But it’s not hard to understand why the Laborers are pro-pipeline. Workers need to put food on the table today. So unions push for more work, however awful it might be.
How could we reduce the pressure to work so much, for fast-food workers and train engineers alike? One side of the coin is raising wages—something labor’s been building good momentum for, at least at the bottom of the scale.
The other side, the one we don’t talk about as much, is reducing the cost of living.
Labor for Leisure
We wouldn’t need to work so hard if the rent (and mortgages) weren’t so damn high. If transit were free, and frequent enough. If we had free health care and higher education.

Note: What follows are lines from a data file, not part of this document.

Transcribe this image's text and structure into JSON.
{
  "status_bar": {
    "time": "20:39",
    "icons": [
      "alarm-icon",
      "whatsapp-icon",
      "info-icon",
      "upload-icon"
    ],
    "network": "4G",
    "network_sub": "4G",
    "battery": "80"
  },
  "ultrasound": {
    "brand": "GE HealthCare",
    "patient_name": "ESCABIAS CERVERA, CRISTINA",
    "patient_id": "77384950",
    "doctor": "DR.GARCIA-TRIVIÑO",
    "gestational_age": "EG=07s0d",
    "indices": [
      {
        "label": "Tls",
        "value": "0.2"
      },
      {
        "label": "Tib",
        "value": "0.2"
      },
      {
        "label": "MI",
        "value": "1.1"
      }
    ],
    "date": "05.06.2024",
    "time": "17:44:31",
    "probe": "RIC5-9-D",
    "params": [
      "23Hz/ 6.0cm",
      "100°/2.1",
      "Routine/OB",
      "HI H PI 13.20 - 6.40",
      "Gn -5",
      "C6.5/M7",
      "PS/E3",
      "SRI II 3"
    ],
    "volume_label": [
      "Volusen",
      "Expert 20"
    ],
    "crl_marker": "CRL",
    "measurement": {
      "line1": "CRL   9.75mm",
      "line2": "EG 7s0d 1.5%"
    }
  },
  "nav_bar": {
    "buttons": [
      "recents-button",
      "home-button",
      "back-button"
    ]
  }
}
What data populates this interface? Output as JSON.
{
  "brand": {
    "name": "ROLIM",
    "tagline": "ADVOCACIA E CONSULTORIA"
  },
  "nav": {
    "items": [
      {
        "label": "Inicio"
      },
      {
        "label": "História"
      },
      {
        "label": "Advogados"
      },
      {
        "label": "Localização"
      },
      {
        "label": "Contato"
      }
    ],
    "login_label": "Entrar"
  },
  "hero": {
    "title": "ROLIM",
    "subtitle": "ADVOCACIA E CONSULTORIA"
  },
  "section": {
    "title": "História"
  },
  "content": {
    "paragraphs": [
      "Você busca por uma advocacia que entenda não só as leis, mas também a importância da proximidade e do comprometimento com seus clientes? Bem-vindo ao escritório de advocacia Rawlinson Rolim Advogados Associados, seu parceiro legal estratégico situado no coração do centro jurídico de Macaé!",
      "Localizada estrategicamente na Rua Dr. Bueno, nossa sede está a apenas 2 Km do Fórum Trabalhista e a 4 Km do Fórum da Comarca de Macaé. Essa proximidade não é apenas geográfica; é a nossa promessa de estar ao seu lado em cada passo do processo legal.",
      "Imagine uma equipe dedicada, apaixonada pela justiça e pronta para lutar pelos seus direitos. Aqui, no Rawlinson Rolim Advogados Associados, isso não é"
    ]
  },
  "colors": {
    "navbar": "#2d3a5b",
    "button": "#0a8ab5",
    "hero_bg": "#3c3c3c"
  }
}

Sound utopian? It shouldn’t. Take the federal money already going to higher ed in loans and grants, hand it straight to public universities instead—and you could have free tuition for all, tomorrow. Same with health care: single-payer would cost less than we already spend on our dysfunctional private system.
In the Netherlands if you want to reduce your hours to part-time, by law your employer has to let you, unless they show it would be a hardship. Lots of workers have taken advantage. Of course, universal health care helps make this option viable.
In a recent issue of Jacobin, Daniel Aldana Cohen tells the wonderful story of 1936 France, where workers struck for and won two weeks’ vacation for everyone.
That summer, “the sub-minister of leisure and sport mandated 40 percent discounts on train fares for once-a-year trips. Hundreds of thousands took advantage right away, nearly two million the following year. Many visited the beach for the first time, while others traveled to see relatives or camp in the countryside.”
Imagine it! For the planet and our health, it’s time to build a labor movement that stands for less labor—not more.